**Your objective:** Reproduce, word for word, all of the records; the pictures stay out.

• • • • •

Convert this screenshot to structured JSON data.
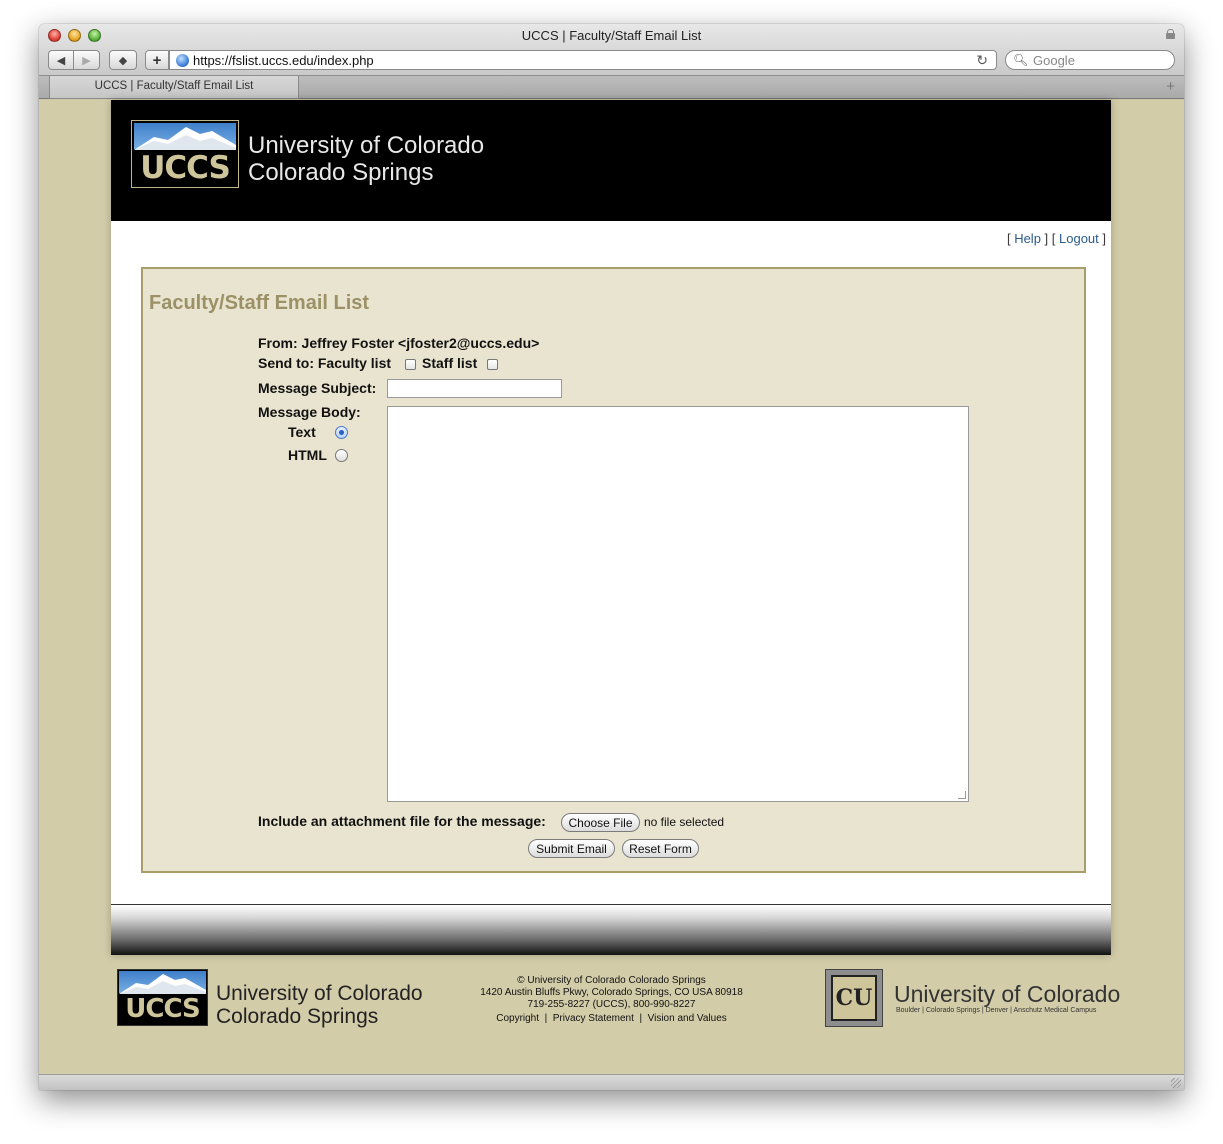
{
  "window": {
    "title": "UCCS | Faculty/Staff Email List",
    "url": "https://fslist.uccs.edu/index.php",
    "search_placeholder": "Google",
    "tab_label": "UCCS | Faculty/Staff Email List"
  },
  "header": {
    "logo_text": "UCCS",
    "name_line1": "University of Colorado",
    "name_line2": "Colorado Springs"
  },
  "top_links": {
    "help": "Help",
    "logout": "Logout"
  },
  "form": {
    "title": "Faculty/Staff Email List",
    "from_label": "From: Jeffrey Foster <jfoster2@uccs.edu>",
    "send_to_label": "Send to: Faculty list",
    "staff_list_label": "Staff list",
    "subject_label": "Message Subject:",
    "subject_value": "",
    "body_label": "Message Body:",
    "format_text_label": "Text",
    "format_html_label": "HTML",
    "selected_format": "Text",
    "body_value": "",
    "attachment_label": "Include an attachment file for the message:",
    "choose_file_label": "Choose File",
    "no_file_text": "no file selected",
    "submit_label": "Submit Email",
    "reset_label": "Reset Form"
  },
  "footer": {
    "logo_text": "UCCS",
    "name_line1": "University of Colorado",
    "name_line2": "Colorado Springs",
    "copyright": "© University of Colorado Colorado Springs",
    "address": "1420 Austin Bluffs Pkwy, Colorado Springs, CO USA 80918",
    "phone": "719-255-8227 (UCCS), 800-990-8227",
    "link_copyright": "Copyright",
    "link_privacy": "Privacy Statement",
    "link_vision": "Vision and Values",
    "cu_logo_text": "CU",
    "cu_name": "University of Colorado",
    "cu_campuses": "Boulder | Colorado Springs | Denver | Anschutz Medical Campus"
  }
}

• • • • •

**Answer area:**
Convert this screenshot to structured JSON data.
{
  "window": {
    "title": "UCCS | Faculty/Staff Email List",
    "url": "https://fslist.uccs.edu/index.php",
    "search_placeholder": "Google",
    "tab_label": "UCCS | Faculty/Staff Email List"
  },
  "header": {
    "logo_text": "UCCS",
    "name_line1": "University of Colorado",
    "name_line2": "Colorado Springs"
  },
  "top_links": {
    "help": "Help",
    "logout": "Logout"
  },
  "form": {
    "title": "Faculty/Staff Email List",
    "from_label": "From: Jeffrey Foster <jfoster2@uccs.edu>",
    "send_to_label": "Send to: Faculty list",
    "staff_list_label": "Staff list",
    "subject_label": "Message Subject:",
    "subject_value": "",
    "body_label": "Message Body:",
    "format_text_label": "Text",
    "format_html_label": "HTML",
    "selected_format": "Text",
    "body_value": "",
    "attachment_label": "Include an attachment file for the message:",
    "choose_file_label": "Choose File",
    "no_file_text": "no file selected",
    "submit_label": "Submit Email",
    "reset_label": "Reset Form"
  },
  "footer": {
    "logo_text": "UCCS",
    "name_line1": "University of Colorado",
    "name_line2": "Colorado Springs",
    "copyright": "© University of Colorado Colorado Springs",
    "address": "1420 Austin Bluffs Pkwy, Colorado Springs, CO USA 80918",
    "phone": "719-255-8227 (UCCS), 800-990-8227",
    "link_copyright": "Copyright",
    "link_privacy": "Privacy Statement",
    "link_vision": "Vision and Values",
    "cu_logo_text": "CU",
    "cu_name": "University of Colorado",
    "cu_campuses": "Boulder | Colorado Springs | Denver | Anschutz Medical Campus"
  }
}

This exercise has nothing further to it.